My name is Ben and I'm a posture Alignment Therapist and Personal Trainer. I've had the same issue you have had about 5 years ago before I learned the ins and outs of correcting postural position. Bellow I will discuss briefly why you are having this problem and what cues you should look at, pertaining to your own body, that is causing this issue...
Shoulder issues are generally a direct result of shoulder position. In your case, it was more than likely improper shoulder position while lifting, causing to over use of your shoulders as oppose to your chest and back (the prime movers for these push and pull exercises).
Often times people that have a rounded shoulder position due to dysfunctional posture have a difficult time attaining a neutral shoulder position. What needs to happen before you lift is corrective exercises that address this shoulder position, often times also addressing other related postural issues such as kyphosis (thoracic rounding) and lardosis (excessive curve of the lumbar spine), as well as other postural dysfunctions that may be leading the improper loading of your shoulders during these movements. Everything is connected and related, so you must look at your overall postural position.
The first step would be to look at yourself in the mirror and analyze where the imbalances are in your structure. Are your shoulders rounded? Do you have forward head position? Is one of your shoulders higher than the other? Is one of your shoulders rotated more forward than the other? Do you have an elevated hip? Do you have one hip that is rotated forward? Do you have an anterior pelvic tilt or a posterior pelvic tilt? Are your feet everted or inverted as oppose to neutral? There are other aspects to look at, but these will keep you busy in thought and research for now in how to address these dysfunctions leading to the compensation that caused your injury.
The key is to bring your body back into balance to attain a more ideal postural position. Once this occurs, your body will start to find proper function within movement in whichever exercise you are doing. As a positive consequence to addressing your overall posture, your shoulder should be able to heal faster because you will no longer be over using the wrong muscles through compensatory patterns.
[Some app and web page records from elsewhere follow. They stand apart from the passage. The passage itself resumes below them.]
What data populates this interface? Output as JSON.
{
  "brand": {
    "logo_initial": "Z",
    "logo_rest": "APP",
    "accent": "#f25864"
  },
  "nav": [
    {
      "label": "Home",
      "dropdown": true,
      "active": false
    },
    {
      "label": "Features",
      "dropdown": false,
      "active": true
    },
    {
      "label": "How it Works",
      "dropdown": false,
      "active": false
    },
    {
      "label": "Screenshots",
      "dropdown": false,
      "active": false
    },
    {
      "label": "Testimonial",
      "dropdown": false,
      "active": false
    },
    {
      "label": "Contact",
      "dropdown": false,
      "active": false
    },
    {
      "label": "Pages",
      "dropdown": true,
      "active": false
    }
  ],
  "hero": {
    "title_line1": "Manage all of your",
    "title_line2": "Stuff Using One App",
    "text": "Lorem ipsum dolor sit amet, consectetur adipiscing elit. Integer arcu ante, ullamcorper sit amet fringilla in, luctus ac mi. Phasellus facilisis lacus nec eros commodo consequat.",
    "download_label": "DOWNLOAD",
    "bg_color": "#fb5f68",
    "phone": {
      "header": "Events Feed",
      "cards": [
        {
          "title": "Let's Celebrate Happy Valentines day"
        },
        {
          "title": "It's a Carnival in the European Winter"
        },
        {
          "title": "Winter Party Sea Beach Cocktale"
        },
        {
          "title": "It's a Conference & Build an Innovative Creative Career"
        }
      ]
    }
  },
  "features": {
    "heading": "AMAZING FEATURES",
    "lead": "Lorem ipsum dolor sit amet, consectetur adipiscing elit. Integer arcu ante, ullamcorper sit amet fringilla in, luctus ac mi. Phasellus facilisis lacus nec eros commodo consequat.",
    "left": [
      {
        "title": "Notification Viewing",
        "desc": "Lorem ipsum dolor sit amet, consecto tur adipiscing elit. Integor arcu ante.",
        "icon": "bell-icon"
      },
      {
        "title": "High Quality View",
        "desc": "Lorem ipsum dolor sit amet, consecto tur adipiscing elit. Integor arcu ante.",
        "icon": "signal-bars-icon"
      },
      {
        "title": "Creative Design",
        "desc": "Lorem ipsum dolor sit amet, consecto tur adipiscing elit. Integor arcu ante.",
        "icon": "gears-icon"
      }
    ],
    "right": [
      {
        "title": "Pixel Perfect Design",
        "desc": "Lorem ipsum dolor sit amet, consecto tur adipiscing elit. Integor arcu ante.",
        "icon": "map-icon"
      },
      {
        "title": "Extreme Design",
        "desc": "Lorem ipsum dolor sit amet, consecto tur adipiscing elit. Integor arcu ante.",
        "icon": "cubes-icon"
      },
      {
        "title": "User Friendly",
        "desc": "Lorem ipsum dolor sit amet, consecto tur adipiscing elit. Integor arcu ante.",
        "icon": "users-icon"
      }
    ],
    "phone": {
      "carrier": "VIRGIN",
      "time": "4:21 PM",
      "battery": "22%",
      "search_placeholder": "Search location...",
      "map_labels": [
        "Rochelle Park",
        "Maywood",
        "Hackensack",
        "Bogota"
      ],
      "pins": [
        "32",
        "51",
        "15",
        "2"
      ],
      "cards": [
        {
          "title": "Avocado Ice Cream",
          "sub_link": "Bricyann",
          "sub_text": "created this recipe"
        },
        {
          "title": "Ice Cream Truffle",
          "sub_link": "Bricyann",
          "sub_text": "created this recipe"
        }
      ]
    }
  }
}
I know I threw allot at you, so don't hesitate to ask further questions...